This sound has been trademarked by a company called Balloon Pop, which makes games and toys that use balloons. The sound is used in one of the company’s marketing campaigns, and it’s meant to evoke the feeling of excitement and fun.
3. The sound of a lightsaber
This sound has been trademarked by a company called Ultrasabers, which makes lightsaber replicas. The sound is used in one of the company’s marketing campaigns, and it’s meant to evoke the feeling of excitement and adventure.
4. The sound of a cork being removed from a champagne bottle
This sound has been trademarked by a company called Nicolas Feuillatte, which is a champagne manufacturer. The sound is used in one of the company’s marketing campaigns, and it’s meant to evoke the feeling of luxury and celebration.
5. The sound of a cash register
This sound has been trademarked by a company called Square, which makes mobile payments and Point-of-Sale systems. The sound is used in one of the company’s marketing campaigns, and it’s meant to evoke the feeling of trust and security.
As you can see, there are a variety of sounds that have been trademarked so far in 2019. So, what will be the sound of the year? It’s hard to say, but these sounds are all contenders.
Is the lightsaber sound trademarked?
The lightsaber sound is one of the most iconic sounds in movie history. It is so iconic, in fact, that people have often wondered if it is trademarked.

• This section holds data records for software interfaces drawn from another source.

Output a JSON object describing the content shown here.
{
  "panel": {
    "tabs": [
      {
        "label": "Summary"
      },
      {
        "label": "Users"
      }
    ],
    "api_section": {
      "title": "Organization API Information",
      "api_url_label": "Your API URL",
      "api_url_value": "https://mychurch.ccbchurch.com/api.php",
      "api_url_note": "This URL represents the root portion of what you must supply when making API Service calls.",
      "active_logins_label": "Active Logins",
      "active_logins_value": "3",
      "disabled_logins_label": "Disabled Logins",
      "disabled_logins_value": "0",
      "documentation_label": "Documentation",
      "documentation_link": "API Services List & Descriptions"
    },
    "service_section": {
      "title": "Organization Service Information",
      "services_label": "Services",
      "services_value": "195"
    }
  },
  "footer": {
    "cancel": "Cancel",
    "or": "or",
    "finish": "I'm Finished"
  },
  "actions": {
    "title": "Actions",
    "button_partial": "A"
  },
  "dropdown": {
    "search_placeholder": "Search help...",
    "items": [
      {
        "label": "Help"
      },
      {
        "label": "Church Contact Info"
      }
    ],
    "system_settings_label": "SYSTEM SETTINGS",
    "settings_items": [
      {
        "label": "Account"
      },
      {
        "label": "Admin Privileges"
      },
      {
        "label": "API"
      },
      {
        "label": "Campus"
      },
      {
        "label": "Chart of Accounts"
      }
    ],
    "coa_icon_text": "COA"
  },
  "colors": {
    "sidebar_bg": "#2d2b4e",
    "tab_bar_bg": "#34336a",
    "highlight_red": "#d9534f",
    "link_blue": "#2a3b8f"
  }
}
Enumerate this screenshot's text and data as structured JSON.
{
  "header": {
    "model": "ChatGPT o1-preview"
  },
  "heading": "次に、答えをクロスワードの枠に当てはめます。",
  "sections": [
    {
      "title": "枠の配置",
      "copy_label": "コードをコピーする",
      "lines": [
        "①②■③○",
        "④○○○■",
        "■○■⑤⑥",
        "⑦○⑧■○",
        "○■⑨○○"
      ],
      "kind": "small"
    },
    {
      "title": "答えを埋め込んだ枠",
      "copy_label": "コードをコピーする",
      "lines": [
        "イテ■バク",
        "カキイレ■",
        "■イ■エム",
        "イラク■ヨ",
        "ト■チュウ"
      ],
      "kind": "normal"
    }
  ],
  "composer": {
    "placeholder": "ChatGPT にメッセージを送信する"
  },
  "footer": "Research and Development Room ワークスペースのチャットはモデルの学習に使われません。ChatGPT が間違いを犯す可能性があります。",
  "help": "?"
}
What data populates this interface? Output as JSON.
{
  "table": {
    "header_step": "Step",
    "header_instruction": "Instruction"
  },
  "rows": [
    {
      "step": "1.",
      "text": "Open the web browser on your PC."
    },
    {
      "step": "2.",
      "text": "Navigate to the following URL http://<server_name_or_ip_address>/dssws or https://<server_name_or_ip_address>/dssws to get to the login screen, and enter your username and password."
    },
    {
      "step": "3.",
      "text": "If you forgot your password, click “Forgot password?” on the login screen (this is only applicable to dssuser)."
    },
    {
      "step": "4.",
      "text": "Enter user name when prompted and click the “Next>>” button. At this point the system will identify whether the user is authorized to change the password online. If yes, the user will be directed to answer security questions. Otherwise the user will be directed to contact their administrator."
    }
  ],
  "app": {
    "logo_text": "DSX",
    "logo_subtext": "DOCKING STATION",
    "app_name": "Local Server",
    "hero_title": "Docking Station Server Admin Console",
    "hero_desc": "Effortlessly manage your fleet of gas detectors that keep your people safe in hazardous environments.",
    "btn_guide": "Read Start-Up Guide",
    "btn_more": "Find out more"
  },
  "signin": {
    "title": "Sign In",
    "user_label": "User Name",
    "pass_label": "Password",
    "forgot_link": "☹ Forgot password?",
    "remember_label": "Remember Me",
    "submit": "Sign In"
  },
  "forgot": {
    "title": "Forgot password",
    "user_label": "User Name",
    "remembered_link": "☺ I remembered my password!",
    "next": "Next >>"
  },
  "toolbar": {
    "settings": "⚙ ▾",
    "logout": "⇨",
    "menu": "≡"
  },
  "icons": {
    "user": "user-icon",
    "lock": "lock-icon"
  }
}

The answer to that question is yes, the lightsaber sound is trademarked. It is owned by Lucasfilm, which is a subsidiary of Disney.
This means that other companies cannot use the lightsaber sound without permission from Lucasfilm. This has led to some legal battles over the years.
For example, in 2010, the company THX sued Lucasfilm over the use of the lightsaber sound in an advertisement. THX argued that the sound was a registered trademark and that Lucasfilm was violating that trademark by using it in the advertisement.
However, Lucasfilm argued that the sound was part of the public domain and that THX did not have the right to stop them from using it.
The case went to court, and the judge ruled in favor of Lucasfilm. This means that the company can use the lightsaber sound in any way they see fit, without permission from anyone else.
So, if you want to use the lightsaber sound in your own project, you will need to get permission from Lucasfilm. Otherwise, you could find yourself in legal trouble.